== WORK TO BE COMPLETED ==
Report how many lines contain the word "name" in the listing that follows. Give nothing besides the number.

== DATA FOR THIS TASK ==
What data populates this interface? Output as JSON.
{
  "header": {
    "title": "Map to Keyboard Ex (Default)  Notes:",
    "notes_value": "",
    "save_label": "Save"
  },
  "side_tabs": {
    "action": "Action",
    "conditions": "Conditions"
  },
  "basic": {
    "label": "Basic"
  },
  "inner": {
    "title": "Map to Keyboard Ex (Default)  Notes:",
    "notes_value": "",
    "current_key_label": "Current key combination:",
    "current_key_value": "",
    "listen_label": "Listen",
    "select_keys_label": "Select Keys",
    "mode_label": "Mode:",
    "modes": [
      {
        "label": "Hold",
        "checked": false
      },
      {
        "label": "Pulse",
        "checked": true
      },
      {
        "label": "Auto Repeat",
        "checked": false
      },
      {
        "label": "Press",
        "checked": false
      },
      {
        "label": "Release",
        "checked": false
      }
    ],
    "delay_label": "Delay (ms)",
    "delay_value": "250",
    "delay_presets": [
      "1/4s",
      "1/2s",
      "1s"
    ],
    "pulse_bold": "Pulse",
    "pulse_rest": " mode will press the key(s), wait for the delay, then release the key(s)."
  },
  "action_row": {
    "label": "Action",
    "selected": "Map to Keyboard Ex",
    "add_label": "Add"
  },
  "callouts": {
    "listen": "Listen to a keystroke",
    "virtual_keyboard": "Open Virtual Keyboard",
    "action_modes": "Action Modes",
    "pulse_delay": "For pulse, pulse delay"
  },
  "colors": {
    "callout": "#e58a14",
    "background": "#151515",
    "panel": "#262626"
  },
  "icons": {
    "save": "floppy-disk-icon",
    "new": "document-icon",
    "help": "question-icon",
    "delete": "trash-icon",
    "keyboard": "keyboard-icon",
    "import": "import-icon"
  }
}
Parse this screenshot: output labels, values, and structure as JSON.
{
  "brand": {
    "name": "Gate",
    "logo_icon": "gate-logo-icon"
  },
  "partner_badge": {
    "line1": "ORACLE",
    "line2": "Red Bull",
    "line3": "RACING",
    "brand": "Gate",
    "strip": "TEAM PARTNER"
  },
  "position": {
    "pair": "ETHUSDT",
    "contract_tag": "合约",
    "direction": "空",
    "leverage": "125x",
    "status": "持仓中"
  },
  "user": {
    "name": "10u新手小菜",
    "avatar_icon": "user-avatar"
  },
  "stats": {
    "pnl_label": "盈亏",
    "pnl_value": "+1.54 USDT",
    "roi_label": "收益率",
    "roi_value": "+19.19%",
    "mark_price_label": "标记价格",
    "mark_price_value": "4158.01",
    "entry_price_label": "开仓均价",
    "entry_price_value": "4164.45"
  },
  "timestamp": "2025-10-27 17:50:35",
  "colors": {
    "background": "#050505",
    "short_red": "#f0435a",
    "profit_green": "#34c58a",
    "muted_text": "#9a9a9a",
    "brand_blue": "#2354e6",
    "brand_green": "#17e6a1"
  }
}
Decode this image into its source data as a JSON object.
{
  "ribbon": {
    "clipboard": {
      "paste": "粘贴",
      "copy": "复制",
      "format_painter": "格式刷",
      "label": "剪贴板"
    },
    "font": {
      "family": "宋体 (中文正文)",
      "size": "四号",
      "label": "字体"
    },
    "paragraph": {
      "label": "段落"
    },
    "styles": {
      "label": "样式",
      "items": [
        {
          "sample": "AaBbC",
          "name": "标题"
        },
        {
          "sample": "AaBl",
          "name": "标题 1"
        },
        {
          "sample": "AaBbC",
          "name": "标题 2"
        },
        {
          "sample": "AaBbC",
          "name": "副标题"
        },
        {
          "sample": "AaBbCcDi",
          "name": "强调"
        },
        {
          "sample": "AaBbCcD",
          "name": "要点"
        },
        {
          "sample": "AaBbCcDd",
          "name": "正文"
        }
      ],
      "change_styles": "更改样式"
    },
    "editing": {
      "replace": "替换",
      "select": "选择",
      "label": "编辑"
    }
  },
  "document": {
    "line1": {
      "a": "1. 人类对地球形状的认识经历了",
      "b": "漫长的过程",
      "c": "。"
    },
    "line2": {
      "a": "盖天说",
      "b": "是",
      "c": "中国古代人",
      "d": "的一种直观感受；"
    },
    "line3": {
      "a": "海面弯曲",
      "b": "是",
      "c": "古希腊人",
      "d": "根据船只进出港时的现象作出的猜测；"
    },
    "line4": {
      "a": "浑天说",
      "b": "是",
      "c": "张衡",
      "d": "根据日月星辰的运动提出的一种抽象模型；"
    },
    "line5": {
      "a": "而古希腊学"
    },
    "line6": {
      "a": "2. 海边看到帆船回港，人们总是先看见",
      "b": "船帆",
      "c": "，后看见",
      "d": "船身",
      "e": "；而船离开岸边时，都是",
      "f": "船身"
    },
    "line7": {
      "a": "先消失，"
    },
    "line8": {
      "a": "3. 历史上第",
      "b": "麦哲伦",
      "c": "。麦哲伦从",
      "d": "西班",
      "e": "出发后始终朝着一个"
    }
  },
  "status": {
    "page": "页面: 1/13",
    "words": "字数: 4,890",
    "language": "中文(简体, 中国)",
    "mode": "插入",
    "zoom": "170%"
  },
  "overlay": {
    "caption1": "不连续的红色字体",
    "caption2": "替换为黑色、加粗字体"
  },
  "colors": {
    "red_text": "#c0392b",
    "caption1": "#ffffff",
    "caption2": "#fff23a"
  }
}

== RESULT FOR THIS TASK ==
9